Oh, this is also why the SAHM situation is so hopeless.  Gnostic American SAHMs fall in love with obviously fake personas crafted by narcissists who tell them that they should feel great about getting a second load of laundry in that day precisely so they never feel they can ask for real society-wide or even family-wide support and assistance.  That woman obviously isn’t out thar a farm wifin’ in such expensive hair styles and clothes, but yet women who are truly struggling believe her to be a role model and “honest, authentic” wife and mother.  And they believe because they get caught up in the charismatic pantheism that says you should spend your time cheering the presence of God in a floorboard you’re scrubbing and that this will grant you a state of bliss and spiritual uplift no matter how much drudging your days seem to pile up.

The idea that a lot of SAHMs just have a technical problem and a maid twice a month or whatever would suddenly improve their personal quality of life and improve their families’ lives as well, this idea is too…practical.  Too concrete, not airy enough, not promising spiritual ecstasy in the middle of screaming kids and chopped hot dog dinners.

Because as Frontier-Americans disproportionately, conservatives bring to their version of Gnostic Americanism the unformed immaturity of a child, as the frontier mythos is entirely shaped by children’s views of the frontier.  The Little House books are the Ur-example.  The numerous adult memoirs never became mythical in American society, only the stuff written from the perspective of children and teenagers.

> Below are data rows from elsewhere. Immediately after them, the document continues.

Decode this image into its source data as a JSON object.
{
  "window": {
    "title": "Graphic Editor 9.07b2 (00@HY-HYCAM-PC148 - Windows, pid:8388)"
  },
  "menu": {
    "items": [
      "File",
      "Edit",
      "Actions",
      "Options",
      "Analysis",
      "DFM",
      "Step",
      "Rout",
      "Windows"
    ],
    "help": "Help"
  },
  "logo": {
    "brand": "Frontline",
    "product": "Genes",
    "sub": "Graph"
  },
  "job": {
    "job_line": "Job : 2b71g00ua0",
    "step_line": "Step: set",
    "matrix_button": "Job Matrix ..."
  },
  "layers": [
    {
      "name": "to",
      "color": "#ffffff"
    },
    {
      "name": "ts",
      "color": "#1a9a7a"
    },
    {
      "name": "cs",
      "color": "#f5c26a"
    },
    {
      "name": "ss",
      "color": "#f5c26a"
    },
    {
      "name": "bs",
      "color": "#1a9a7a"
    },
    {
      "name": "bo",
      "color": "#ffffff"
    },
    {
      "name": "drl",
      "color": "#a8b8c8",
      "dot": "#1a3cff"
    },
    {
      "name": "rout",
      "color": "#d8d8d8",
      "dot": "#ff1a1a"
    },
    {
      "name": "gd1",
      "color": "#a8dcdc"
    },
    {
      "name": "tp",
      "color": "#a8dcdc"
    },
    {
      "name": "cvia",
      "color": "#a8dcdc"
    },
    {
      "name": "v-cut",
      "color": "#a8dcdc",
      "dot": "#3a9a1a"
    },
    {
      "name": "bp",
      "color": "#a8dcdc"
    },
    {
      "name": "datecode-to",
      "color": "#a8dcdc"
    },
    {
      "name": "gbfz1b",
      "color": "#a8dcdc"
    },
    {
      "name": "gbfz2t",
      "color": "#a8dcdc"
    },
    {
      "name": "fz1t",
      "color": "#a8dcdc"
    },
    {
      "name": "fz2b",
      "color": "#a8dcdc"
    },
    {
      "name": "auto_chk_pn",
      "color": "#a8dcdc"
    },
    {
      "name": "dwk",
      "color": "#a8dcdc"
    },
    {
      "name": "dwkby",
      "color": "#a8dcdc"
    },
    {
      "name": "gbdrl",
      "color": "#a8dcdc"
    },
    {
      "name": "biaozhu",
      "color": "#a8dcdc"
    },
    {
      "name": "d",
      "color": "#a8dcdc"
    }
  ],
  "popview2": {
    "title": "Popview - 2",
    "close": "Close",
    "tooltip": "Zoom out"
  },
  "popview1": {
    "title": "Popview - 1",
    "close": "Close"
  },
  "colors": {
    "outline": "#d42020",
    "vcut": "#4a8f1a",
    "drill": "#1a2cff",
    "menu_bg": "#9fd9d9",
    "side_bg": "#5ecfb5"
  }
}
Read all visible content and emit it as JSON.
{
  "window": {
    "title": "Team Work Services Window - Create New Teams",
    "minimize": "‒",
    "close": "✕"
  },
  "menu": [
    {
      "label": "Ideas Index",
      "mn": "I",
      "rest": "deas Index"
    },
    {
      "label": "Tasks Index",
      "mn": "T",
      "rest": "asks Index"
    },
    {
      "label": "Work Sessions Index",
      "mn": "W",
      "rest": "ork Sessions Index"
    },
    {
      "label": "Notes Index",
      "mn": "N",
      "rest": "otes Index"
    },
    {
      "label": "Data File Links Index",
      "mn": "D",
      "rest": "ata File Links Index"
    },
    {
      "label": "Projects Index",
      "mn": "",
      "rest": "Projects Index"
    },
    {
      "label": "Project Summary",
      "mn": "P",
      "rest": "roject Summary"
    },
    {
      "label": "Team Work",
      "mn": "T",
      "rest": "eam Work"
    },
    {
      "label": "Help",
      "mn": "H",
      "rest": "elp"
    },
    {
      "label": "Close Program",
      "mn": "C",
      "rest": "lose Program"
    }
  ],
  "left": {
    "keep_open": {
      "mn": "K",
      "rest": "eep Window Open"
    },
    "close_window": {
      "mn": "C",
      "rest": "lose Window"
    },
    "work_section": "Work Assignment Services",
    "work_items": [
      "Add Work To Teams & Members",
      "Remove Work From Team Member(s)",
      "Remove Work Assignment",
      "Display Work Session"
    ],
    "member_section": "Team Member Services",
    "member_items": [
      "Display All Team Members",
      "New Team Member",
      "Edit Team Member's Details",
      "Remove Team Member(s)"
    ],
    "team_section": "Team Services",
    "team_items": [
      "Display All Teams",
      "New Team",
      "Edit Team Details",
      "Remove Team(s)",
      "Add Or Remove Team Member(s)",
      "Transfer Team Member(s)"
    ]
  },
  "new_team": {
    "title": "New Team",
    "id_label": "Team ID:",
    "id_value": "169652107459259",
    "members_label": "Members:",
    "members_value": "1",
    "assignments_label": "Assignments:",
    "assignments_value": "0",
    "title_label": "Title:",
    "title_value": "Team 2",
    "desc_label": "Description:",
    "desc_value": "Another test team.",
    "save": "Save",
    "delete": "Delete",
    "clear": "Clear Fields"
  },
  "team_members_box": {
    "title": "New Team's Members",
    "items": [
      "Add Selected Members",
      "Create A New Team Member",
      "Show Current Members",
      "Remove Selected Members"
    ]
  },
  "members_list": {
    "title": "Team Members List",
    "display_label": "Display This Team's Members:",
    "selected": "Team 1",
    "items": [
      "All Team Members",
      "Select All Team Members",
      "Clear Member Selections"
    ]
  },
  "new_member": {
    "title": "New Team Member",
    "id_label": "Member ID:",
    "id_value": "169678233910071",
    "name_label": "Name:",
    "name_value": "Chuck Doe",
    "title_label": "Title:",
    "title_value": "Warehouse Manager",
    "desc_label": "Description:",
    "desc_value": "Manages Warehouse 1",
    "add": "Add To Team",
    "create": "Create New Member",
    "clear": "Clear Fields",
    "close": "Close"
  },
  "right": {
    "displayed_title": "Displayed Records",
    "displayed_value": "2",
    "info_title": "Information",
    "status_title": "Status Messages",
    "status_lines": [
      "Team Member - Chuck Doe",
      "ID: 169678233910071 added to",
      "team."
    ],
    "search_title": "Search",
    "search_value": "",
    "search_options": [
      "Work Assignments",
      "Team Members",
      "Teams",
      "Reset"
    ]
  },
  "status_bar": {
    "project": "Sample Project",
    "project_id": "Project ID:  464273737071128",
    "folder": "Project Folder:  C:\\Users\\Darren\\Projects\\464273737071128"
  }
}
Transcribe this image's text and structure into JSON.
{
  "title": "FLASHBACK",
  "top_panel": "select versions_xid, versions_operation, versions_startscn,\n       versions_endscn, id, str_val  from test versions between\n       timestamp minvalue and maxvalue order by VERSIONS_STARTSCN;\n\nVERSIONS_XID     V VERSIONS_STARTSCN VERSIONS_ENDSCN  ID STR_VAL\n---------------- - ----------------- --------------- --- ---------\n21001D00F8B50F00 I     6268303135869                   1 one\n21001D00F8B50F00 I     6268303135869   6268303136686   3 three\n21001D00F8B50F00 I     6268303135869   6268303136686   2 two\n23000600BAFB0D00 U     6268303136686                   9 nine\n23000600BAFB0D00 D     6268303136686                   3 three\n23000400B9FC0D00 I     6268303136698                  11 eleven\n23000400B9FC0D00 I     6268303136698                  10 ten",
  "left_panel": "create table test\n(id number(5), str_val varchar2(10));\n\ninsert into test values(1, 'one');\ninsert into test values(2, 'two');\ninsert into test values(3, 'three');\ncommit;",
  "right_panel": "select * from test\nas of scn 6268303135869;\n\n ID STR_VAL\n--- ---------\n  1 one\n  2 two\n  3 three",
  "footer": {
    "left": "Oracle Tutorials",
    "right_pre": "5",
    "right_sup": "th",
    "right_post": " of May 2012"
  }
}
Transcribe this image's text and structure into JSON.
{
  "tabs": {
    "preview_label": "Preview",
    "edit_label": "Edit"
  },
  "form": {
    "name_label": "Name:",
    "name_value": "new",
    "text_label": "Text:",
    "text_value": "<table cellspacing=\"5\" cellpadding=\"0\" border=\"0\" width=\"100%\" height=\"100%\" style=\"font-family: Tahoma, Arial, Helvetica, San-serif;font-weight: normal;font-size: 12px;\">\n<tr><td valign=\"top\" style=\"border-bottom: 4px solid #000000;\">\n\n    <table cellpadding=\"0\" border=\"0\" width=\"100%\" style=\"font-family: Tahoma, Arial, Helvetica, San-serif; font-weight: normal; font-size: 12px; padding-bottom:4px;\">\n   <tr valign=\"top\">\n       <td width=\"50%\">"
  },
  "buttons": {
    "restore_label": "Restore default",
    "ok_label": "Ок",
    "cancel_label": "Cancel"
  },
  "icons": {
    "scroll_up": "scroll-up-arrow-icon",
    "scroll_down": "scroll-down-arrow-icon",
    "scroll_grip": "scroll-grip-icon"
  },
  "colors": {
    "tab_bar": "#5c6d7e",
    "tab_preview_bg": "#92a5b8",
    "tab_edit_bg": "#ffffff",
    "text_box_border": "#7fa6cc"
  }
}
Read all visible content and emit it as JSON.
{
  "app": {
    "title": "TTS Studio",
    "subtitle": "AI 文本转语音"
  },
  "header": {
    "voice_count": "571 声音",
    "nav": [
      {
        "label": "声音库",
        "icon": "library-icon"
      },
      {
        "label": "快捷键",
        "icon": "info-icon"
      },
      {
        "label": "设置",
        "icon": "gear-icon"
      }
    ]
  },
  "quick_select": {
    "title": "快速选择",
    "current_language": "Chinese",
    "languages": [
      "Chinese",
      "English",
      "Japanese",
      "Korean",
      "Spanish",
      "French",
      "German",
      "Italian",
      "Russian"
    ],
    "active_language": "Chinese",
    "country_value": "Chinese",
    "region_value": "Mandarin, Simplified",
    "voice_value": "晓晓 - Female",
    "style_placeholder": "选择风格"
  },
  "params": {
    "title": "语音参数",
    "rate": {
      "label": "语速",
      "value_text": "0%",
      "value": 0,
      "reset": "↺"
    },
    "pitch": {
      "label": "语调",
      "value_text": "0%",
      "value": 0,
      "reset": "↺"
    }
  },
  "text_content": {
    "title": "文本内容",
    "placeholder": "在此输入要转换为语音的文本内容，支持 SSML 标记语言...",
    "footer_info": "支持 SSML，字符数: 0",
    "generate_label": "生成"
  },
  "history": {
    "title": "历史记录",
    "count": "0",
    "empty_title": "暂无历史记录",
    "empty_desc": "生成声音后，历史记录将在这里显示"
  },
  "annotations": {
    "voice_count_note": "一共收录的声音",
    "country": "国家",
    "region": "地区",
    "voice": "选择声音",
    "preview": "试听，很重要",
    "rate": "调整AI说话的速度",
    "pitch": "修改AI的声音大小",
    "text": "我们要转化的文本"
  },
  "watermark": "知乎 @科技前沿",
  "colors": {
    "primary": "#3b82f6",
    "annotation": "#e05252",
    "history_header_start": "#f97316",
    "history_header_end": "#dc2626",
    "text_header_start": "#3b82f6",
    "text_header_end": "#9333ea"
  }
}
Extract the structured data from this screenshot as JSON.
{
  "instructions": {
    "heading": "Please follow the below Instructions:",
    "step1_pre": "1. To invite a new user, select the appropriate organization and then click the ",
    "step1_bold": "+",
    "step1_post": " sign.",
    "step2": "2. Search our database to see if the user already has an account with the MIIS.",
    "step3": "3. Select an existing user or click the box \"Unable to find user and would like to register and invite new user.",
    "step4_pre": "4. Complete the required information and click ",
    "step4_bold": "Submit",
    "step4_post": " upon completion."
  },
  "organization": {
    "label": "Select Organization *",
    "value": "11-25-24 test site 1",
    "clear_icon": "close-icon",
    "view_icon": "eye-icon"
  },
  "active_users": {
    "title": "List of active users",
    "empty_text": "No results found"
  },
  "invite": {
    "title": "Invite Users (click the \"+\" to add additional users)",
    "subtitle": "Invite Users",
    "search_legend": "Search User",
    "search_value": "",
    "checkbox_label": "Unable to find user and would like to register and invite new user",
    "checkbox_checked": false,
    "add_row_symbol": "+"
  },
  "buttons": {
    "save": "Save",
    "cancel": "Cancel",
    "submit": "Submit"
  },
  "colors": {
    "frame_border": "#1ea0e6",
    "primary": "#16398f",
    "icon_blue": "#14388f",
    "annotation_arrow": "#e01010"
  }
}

The Frontier was a massive subsidized LARP project and just because it was a game that could kill you doesn’t make it any less hugely subsidized and welfarist.

Anyway this is very much a beginning, as ever.